Smaller KZN parties confident ahead of provincial election

Small KZN parties confident ahead of provincial election

Some of the smaller political parties in KwaZulu-Natal are confident they have a shot at governing the province after this month's elections.

Voting station

The Allied Movement for Change is contesting the provincial elections.

The party's leader, Ahmed Munzoor Shaik Emam, believes South Africa doesn't need any political party to have an absolute majority.

Shaik Emam thinks a co-governed state is better.

He says the majority system has not worked for the country and has made way for corruption.

Skaik Emam says if elected to power, his party would do away with the current tendering system.

"No politician or political party must ever be involved in procurement and supply chain processes; keep us completely out of it. We believe that the Allied Movement for Change - what it needs in this country is to co-govern.

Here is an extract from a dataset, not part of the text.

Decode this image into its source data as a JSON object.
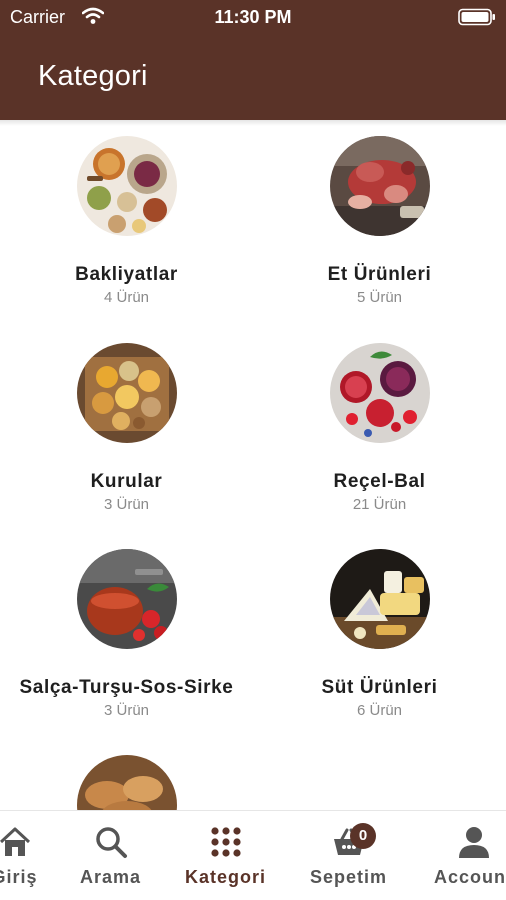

However, you must not lose your independence; you must be able to contribute effectively and hold other parties accountable." 

The African People First party will also be on the provincial ballot paper.

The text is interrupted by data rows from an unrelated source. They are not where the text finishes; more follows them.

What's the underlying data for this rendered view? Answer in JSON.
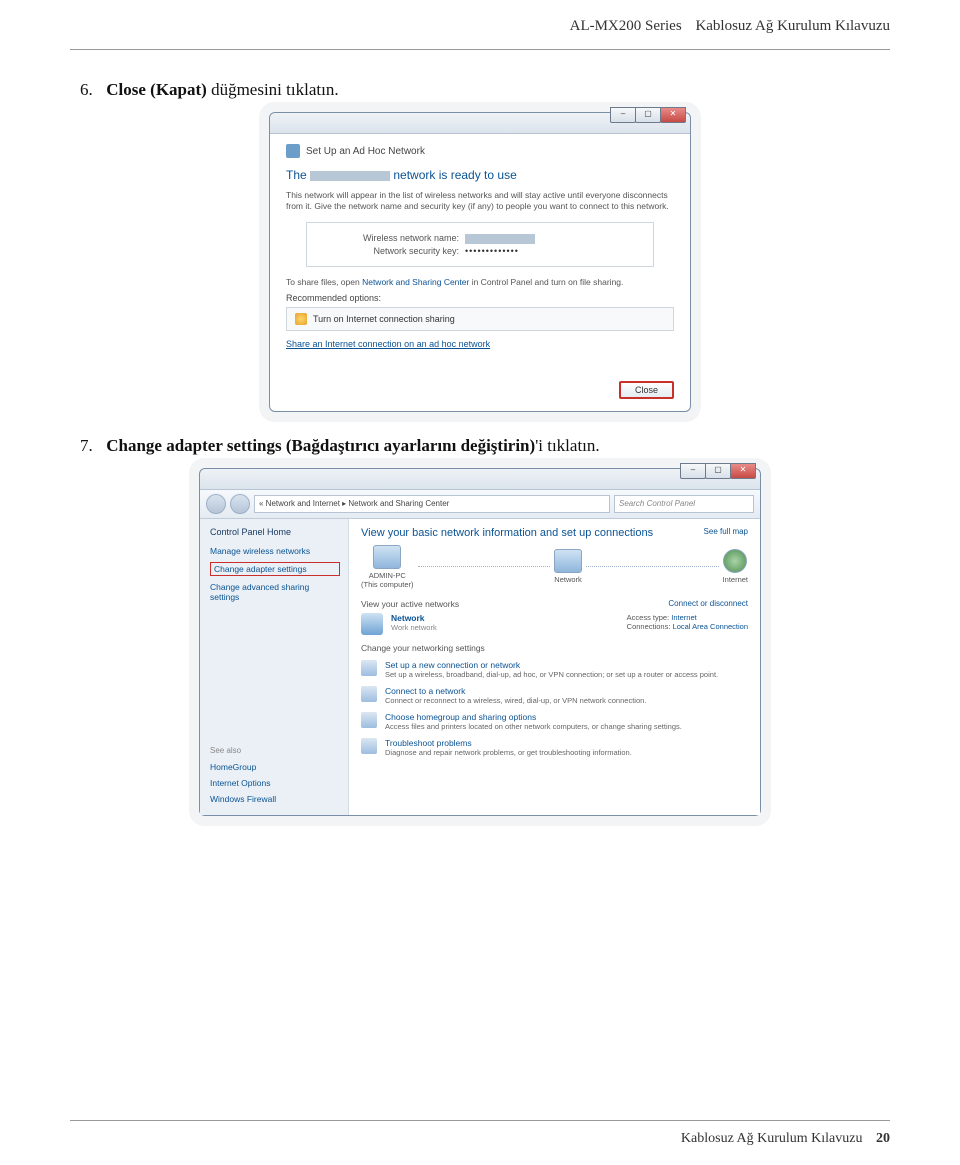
{
  "header": {
    "series": "AL-MX200 Series",
    "title": "Kablosuz Ağ Kurulum Kılavuzu"
  },
  "step6": {
    "num": "6.",
    "bold": "Close (Kapat)",
    "rest": " düğmesini tıklatın."
  },
  "wiz": {
    "win_title": "Set Up an Ad Hoc Network",
    "heading_prefix": "The ",
    "heading_suffix": " network is ready to use",
    "para": "This network will appear in the list of wireless networks and will stay active until everyone disconnects from it. Give the network name and security key (if any) to people you want to connect to this network.",
    "row1_label": "Wireless network name:",
    "row2_label": "Network security key:",
    "row2_val": "•••••••••••••",
    "share_prefix": "To share files, open ",
    "share_link": "Network and Sharing Center",
    "share_suffix": " in Control Panel and turn on file sharing.",
    "rec_title": "Recommended options:",
    "rec_opt": "Turn on Internet connection sharing",
    "rec_link": "Share an Internet connection on an ad hoc network",
    "close_btn": "Close"
  },
  "step7": {
    "num": "7.",
    "bold": "Change adapter settings (Bağdaştırıcı ayarlarını değiştirin)",
    "rest": "'i tıklatın."
  },
  "cp": {
    "crumb": "« Network and Internet  ▸  Network and Sharing Center",
    "search_placeholder": "Search Control Panel",
    "side_head": "Control Panel Home",
    "side_links": [
      "Manage wireless networks",
      "Change adapter settings",
      "Change advanced sharing settings"
    ],
    "seealso_head": "See also",
    "seealso": [
      "HomeGroup",
      "Internet Options",
      "Windows Firewall"
    ],
    "main_title": "View your basic network information and set up connections",
    "fullmap": "See full map",
    "nodes": {
      "pc": "ADMIN-PC",
      "pc_sub": "(This computer)",
      "net": "Network",
      "inet": "Internet"
    },
    "active_head": "View your active networks",
    "connect_link": "Connect or disconnect",
    "active": {
      "name": "Network",
      "sub": "Work network",
      "access_lbl": "Access type:",
      "access_val": "Internet",
      "conn_lbl": "Connections:",
      "conn_val": "Local Area Connection"
    },
    "tasks_head": "Change your networking settings",
    "tasks": [
      {
        "t": "Set up a new connection or network",
        "d": "Set up a wireless, broadband, dial-up, ad hoc, or VPN connection; or set up a router or access point."
      },
      {
        "t": "Connect to a network",
        "d": "Connect or reconnect to a wireless, wired, dial-up, or VPN network connection."
      },
      {
        "t": "Choose homegroup and sharing options",
        "d": "Access files and printers located on other network computers, or change sharing settings."
      },
      {
        "t": "Troubleshoot problems",
        "d": "Diagnose and repair network problems, or get troubleshooting information."
      }
    ]
  },
  "footer": {
    "title": "Kablosuz Ağ Kurulum Kılavuzu",
    "page": "20"
  }
}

Its leader Muzi Hlengwa says victory is certain for his party. 

He says people are receiving them well and their numbers are impressive.

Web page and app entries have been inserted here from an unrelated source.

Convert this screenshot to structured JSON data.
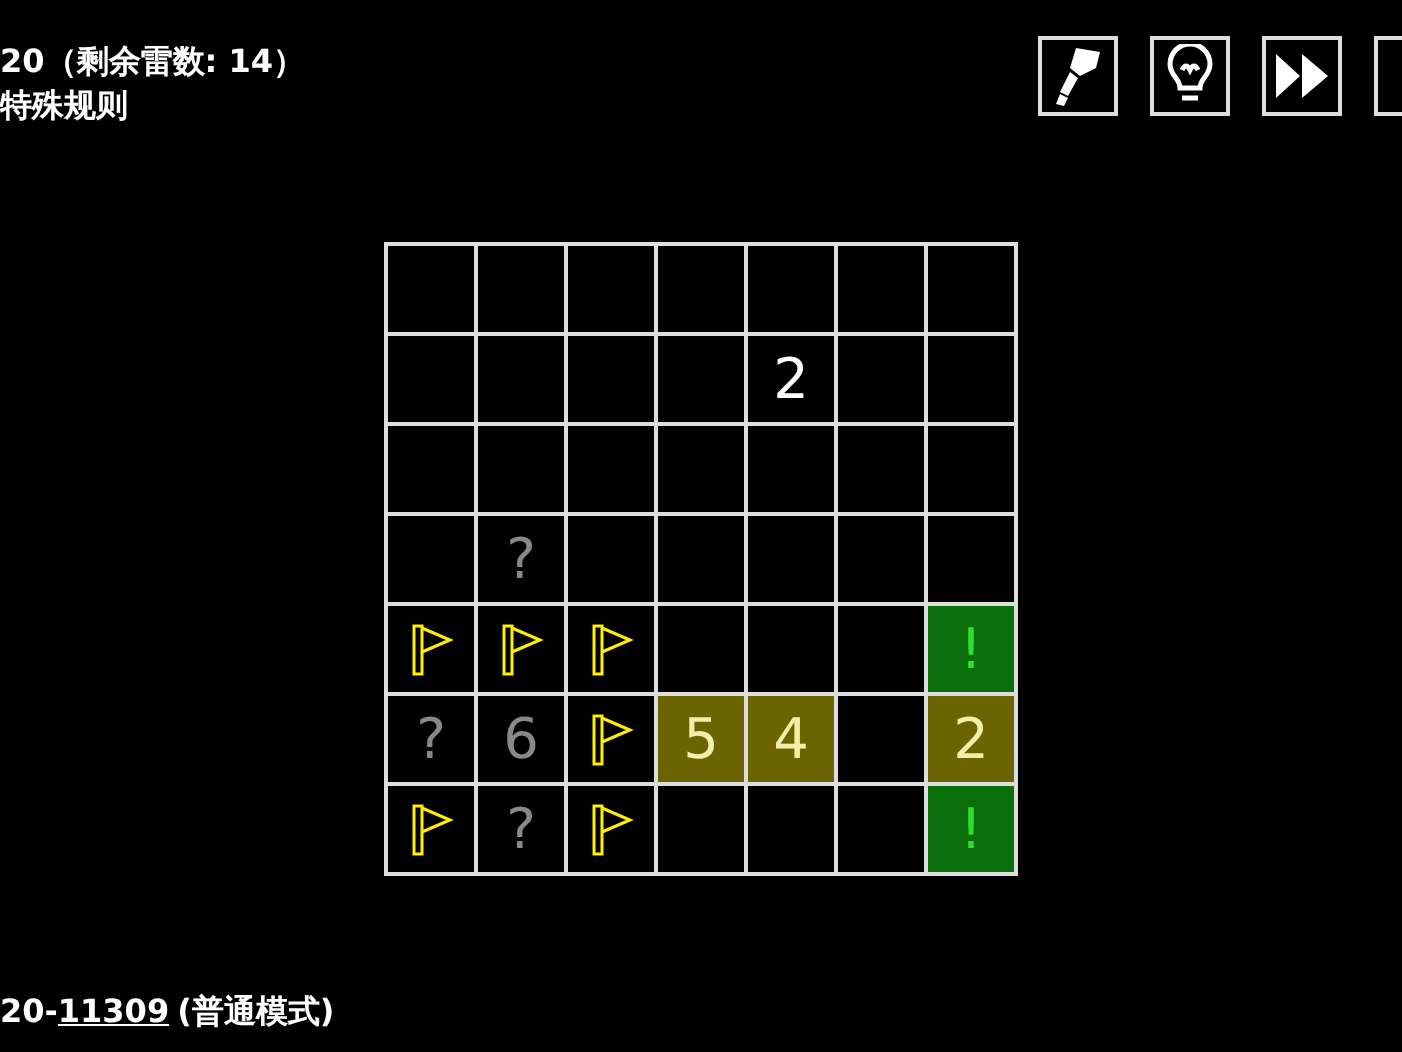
{
  "status": {
    "title": "20（剩余雷数: 14）",
    "subtitle": "特殊规则"
  },
  "toolbar": [
    {
      "kind": "brush"
    },
    {
      "kind": "bulb"
    },
    {
      "kind": "skip"
    },
    {
      "kind": "partial"
    }
  ],
  "board": {
    "rows": [
      [
        {
          "kind": "empty"
        },
        {
          "kind": "empty"
        },
        {
          "kind": "empty"
        },
        {
          "kind": "empty"
        },
        {
          "kind": "empty"
        },
        {
          "kind": "empty"
        },
        {
          "kind": "empty"
        }
      ],
      [
        {
          "kind": "empty"
        },
        {
          "kind": "empty"
        },
        {
          "kind": "empty"
        },
        {
          "kind": "empty"
        },
        {
          "kind": "clue",
          "text": "2"
        },
        {
          "kind": "empty"
        },
        {
          "kind": "empty"
        }
      ],
      [
        {
          "kind": "empty"
        },
        {
          "kind": "empty"
        },
        {
          "kind": "empty"
        },
        {
          "kind": "empty"
        },
        {
          "kind": "empty"
        },
        {
          "kind": "empty"
        },
        {
          "kind": "empty"
        }
      ],
      [
        {
          "kind": "empty"
        },
        {
          "kind": "dim",
          "text": "?"
        },
        {
          "kind": "empty"
        },
        {
          "kind": "empty"
        },
        {
          "kind": "empty"
        },
        {
          "kind": "empty"
        },
        {
          "kind": "empty"
        }
      ],
      [
        {
          "kind": "flag"
        },
        {
          "kind": "flag"
        },
        {
          "kind": "flag"
        },
        {
          "kind": "empty"
        },
        {
          "kind": "empty"
        },
        {
          "kind": "empty"
        },
        {
          "kind": "safe",
          "text": "!"
        }
      ],
      [
        {
          "kind": "dim",
          "text": "?"
        },
        {
          "kind": "dim",
          "text": "6"
        },
        {
          "kind": "flag"
        },
        {
          "kind": "highlight",
          "text": "5"
        },
        {
          "kind": "highlight",
          "text": "4"
        },
        {
          "kind": "empty"
        },
        {
          "kind": "highlight",
          "text": "2"
        }
      ],
      [
        {
          "kind": "flag"
        },
        {
          "kind": "dim",
          "text": "?"
        },
        {
          "kind": "flag"
        },
        {
          "kind": "empty"
        },
        {
          "kind": "empty"
        },
        {
          "kind": "empty"
        },
        {
          "kind": "safe",
          "text": "!"
        }
      ]
    ]
  },
  "footer": {
    "prefix": "20-",
    "link": "11309",
    "mode": "(普通模式)"
  }
}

"The message that we are carrying matters more than the posters that you see on the road and more than the rallies that other parties are having. Each and every household must have an income. As a party, we are going to shut down all the tender systems that the current government is employing.

We are confident that majority of our people have faith in us, and come the 29th of May, they will vote for the APF into the government of KwaZulu-Natal."  

Show's Stories